The only real cure for lung cancer is total resection. Patients who are discovered to have so-called “non-small cell lung cancer without metastasis” (Stage I) are usually referred for lung resection. Most of the patients we see with lung cancer are in the older age groups, usually 65 or older. For some time now some surgeons have been choosing to do limited surgeries, called wedge resections, on these patients in part to try and reduce complications and surgical mortality. This is a good thought process but data on this approach has shown that patients do not do as well as those that have the entire involved lobe of the lung removed. This surgery is called a lobectomy. The two non-small cell cancers of the lung are adenocarcinoma and squamous cell carcinoma. Limited resection (wedge) was found to be inferior to lobectomy when it came to overall survival of the patient. This means that, if you are a surgical candidate, lobectomy is the surgical procedure of choice in almost all instances. Limited wedge resection may still have a place in very elderly patients with other serious health problems. The final thought here is, if you have a lung cancer, you need to be evaluated thoroughly before a decision is made on the appropriate treatment strategy. You do not want a surgery if it will not be helpful. Staging your cancer is important. It answers the questions about what is the best therapy and what to expect going forward.

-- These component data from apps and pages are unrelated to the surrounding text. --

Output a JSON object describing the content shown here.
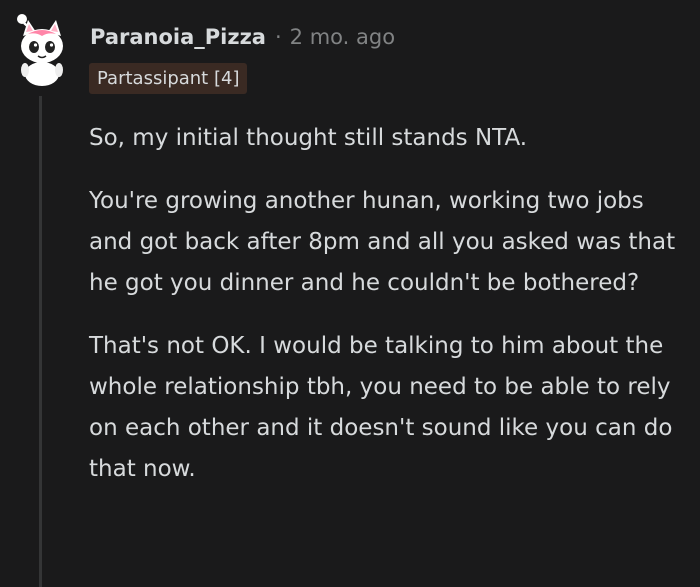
{
  "comment": {
    "author": "Paranoia_Pizza",
    "separator": "·",
    "age": "2 mo. ago",
    "flair": "Partassipant [4]",
    "paragraphs": [
      "So, my initial thought still stands NTA.",
      "You're growing another hunan, working two jobs and got back after 8pm and all you asked was that he got you dinner and he couldn't be bothered?",
      "That's not OK. I would be talking to him about the whole relationship tbh, you need to be able to rely on each other and it doesn't sound like you can do that now."
    ]
  },
  "colors": {
    "background": "#1a1a1b",
    "text": "#d7dadc",
    "muted": "#818384",
    "flair_bg": "#3a2a23",
    "thread_line": "#343536"
  },
  "icons": {
    "avatar": "snoo-avatar-icon"
  }
}
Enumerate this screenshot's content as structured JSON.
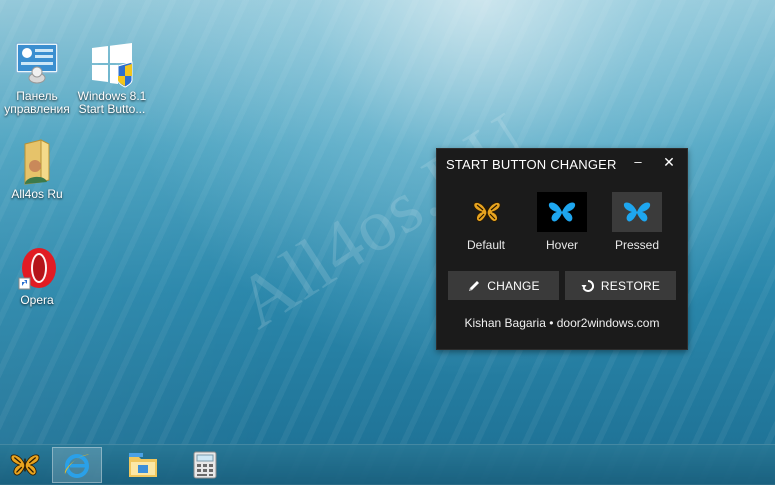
{
  "desktop": {
    "watermark": "All4os.RU",
    "icons": [
      {
        "label_line1": "Панель",
        "label_line2": "управления"
      },
      {
        "label_line1": "Windows 8.1",
        "label_line2": "Start Butto..."
      },
      {
        "label_line1": "All4os Ru",
        "label_line2": ""
      },
      {
        "label_line1": "Opera",
        "label_line2": ""
      }
    ]
  },
  "dialog": {
    "title": "START BUTTON CHANGER",
    "minimize_glyph": "–",
    "close_glyph": "✕",
    "previews": [
      {
        "label": "Default"
      },
      {
        "label": "Hover"
      },
      {
        "label": "Pressed"
      }
    ],
    "change_label": "CHANGE",
    "restore_label": "RESTORE",
    "credit": "Kishan Bagaria • door2windows.com"
  },
  "colors": {
    "butterfly_blue": "#1ea6ef",
    "butterfly_gold": "#e8a420",
    "dialog_bg": "#1b1b1b",
    "button_bg": "#3a3a3a"
  },
  "taskbar": {
    "items": [
      "start-butterfly-icon",
      "internet-explorer-icon",
      "file-explorer-icon",
      "calculator-icon"
    ]
  }
}
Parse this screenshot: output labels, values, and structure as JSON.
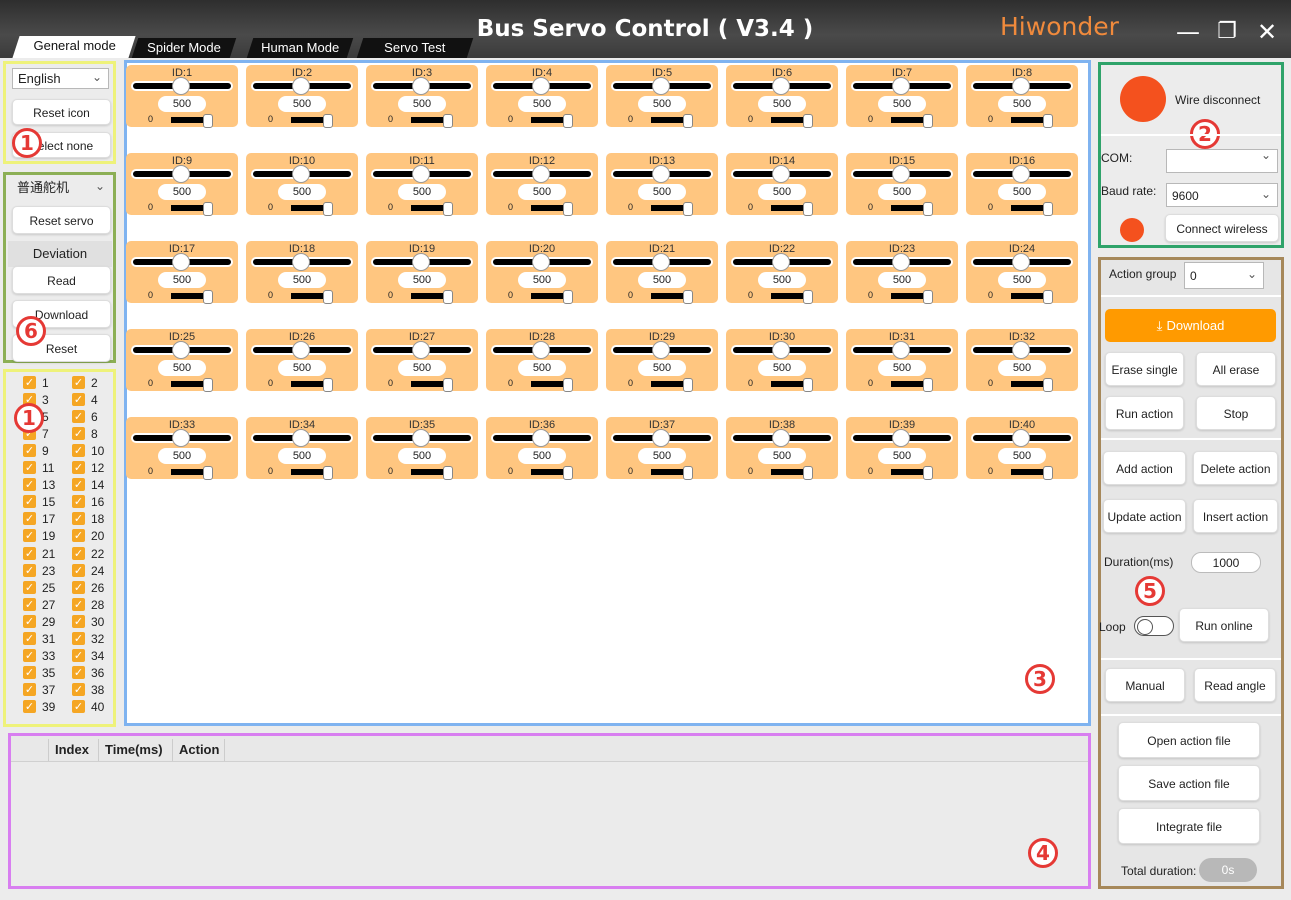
{
  "window": {
    "title": "Bus Servo Control ( V3.4 )",
    "brand": "Hiwonder",
    "minimize": "—",
    "maximize": "❐",
    "close": "✕"
  },
  "tabs": [
    "General mode",
    "Spider Mode",
    "Human Mode",
    "Servo Test"
  ],
  "left": {
    "language": "English",
    "reset_icon": "Reset icon",
    "select_none": "Select none",
    "servo_type": "普通舵机",
    "reset_servo": "Reset servo",
    "deviation": "Deviation",
    "read": "Read",
    "download": "Download",
    "reset": "Reset"
  },
  "badges": {
    "b1": "1",
    "b2": "2",
    "b3": "3",
    "b4": "4",
    "b5": "5",
    "b6": "6"
  },
  "servo_checkboxes": [
    "1",
    "2",
    "3",
    "4",
    "5",
    "6",
    "7",
    "8",
    "9",
    "10",
    "11",
    "12",
    "13",
    "14",
    "15",
    "16",
    "17",
    "18",
    "19",
    "20",
    "21",
    "22",
    "23",
    "24",
    "25",
    "26",
    "27",
    "28",
    "29",
    "30",
    "31",
    "32",
    "33",
    "34",
    "35",
    "36",
    "37",
    "38",
    "39",
    "40"
  ],
  "servos": [
    {
      "id": "ID:1",
      "value": "500",
      "min": "0"
    },
    {
      "id": "ID:2",
      "value": "500",
      "min": "0"
    },
    {
      "id": "ID:3",
      "value": "500",
      "min": "0"
    },
    {
      "id": "ID:4",
      "value": "500",
      "min": "0"
    },
    {
      "id": "ID:5",
      "value": "500",
      "min": "0"
    },
    {
      "id": "ID:6",
      "value": "500",
      "min": "0"
    },
    {
      "id": "ID:7",
      "value": "500",
      "min": "0"
    },
    {
      "id": "ID:8",
      "value": "500",
      "min": "0"
    },
    {
      "id": "ID:9",
      "value": "500",
      "min": "0"
    },
    {
      "id": "ID:10",
      "value": "500",
      "min": "0"
    },
    {
      "id": "ID:11",
      "value": "500",
      "min": "0"
    },
    {
      "id": "ID:12",
      "value": "500",
      "min": "0"
    },
    {
      "id": "ID:13",
      "value": "500",
      "min": "0"
    },
    {
      "id": "ID:14",
      "value": "500",
      "min": "0"
    },
    {
      "id": "ID:15",
      "value": "500",
      "min": "0"
    },
    {
      "id": "ID:16",
      "value": "500",
      "min": "0"
    },
    {
      "id": "ID:17",
      "value": "500",
      "min": "0"
    },
    {
      "id": "ID:18",
      "value": "500",
      "min": "0"
    },
    {
      "id": "ID:19",
      "value": "500",
      "min": "0"
    },
    {
      "id": "ID:20",
      "value": "500",
      "min": "0"
    },
    {
      "id": "ID:21",
      "value": "500",
      "min": "0"
    },
    {
      "id": "ID:22",
      "value": "500",
      "min": "0"
    },
    {
      "id": "ID:23",
      "value": "500",
      "min": "0"
    },
    {
      "id": "ID:24",
      "value": "500",
      "min": "0"
    },
    {
      "id": "ID:25",
      "value": "500",
      "min": "0"
    },
    {
      "id": "ID:26",
      "value": "500",
      "min": "0"
    },
    {
      "id": "ID:27",
      "value": "500",
      "min": "0"
    },
    {
      "id": "ID:28",
      "value": "500",
      "min": "0"
    },
    {
      "id": "ID:29",
      "value": "500",
      "min": "0"
    },
    {
      "id": "ID:30",
      "value": "500",
      "min": "0"
    },
    {
      "id": "ID:31",
      "value": "500",
      "min": "0"
    },
    {
      "id": "ID:32",
      "value": "500",
      "min": "0"
    },
    {
      "id": "ID:33",
      "value": "500",
      "min": "0"
    },
    {
      "id": "ID:34",
      "value": "500",
      "min": "0"
    },
    {
      "id": "ID:35",
      "value": "500",
      "min": "0"
    },
    {
      "id": "ID:36",
      "value": "500",
      "min": "0"
    },
    {
      "id": "ID:37",
      "value": "500",
      "min": "0"
    },
    {
      "id": "ID:38",
      "value": "500",
      "min": "0"
    },
    {
      "id": "ID:39",
      "value": "500",
      "min": "0"
    },
    {
      "id": "ID:40",
      "value": "500",
      "min": "0"
    }
  ],
  "table": {
    "headers": [
      "Index",
      "Time(ms)",
      "Action"
    ]
  },
  "connection": {
    "status": "Wire disconnect",
    "com_label": "COM:",
    "com_value": "",
    "baud_label": "Baud rate:",
    "baud_value": "9600",
    "connect_wireless": "Connect wireless",
    "status_color": "#f4511e"
  },
  "actions": {
    "group_label": "Action group",
    "group_value": "0",
    "download": "Download",
    "erase_single": "Erase single",
    "all_erase": "All erase",
    "run_action": "Run action",
    "stop": "Stop",
    "add_action": "Add action",
    "delete_action": "Delete action",
    "update_action": "Update action",
    "insert_action": "Insert action",
    "duration_label": "Duration(ms)",
    "duration_value": "1000",
    "loop_label": "Loop",
    "run_online": "Run online",
    "manual": "Manual",
    "read_angle": "Read angle",
    "open_file": "Open action file",
    "save_file": "Save action file",
    "integrate_file": "Integrate file",
    "total_label": "Total duration:",
    "total_value": "0s"
  },
  "colors": {
    "accent": "#ff9a00",
    "card": "#ffc680",
    "status_red": "#f4511e"
  }
}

Breathing in someone else’s cigarette smoke is called second hand smoke. Have you ever walked into a room or gotten into a car and smelled the unmistakable odor of cigarette smoke. This is thirdhand smoke. You are smelling the residue of cigarette smoke that is now clinging to furniture, fabrics, walls and floors. Aside from being offensive, this thirdhand smoke carries significant dangers for adults and children. Thirdhand smoke contains cancer causing chemicals and nicotine. People are exposed to thirdhand smoke in three ways. First, when you smell it you are inhaling it. These are dangerous compounds that coat every surface in an indoor environment where cigarettes are smoked. Secondly, thirdhand smoke can be ingested. This often happens with children, especially babies that crawl on the floor or touch furniture and then put their hands in their mouth. Thirdly, when you sit on a chair or fabric sofa and put your hands or arms on the sofa’s arms you are absorbing some of the thirdhand smoke through your skin. One of the chemicals in thirdhand smoke is nicotine which is absorbed well through the skin. It can be like putting on a nicotine patch. This is true for an adult as well as a child or infant. Included in some of the chemical compounds is one that has been shown to damage the DNA in human cells in a way that can cause cancer to develop. Based on these facts, it is clear that thirdhand smoke is more than offensive. It is dangerous.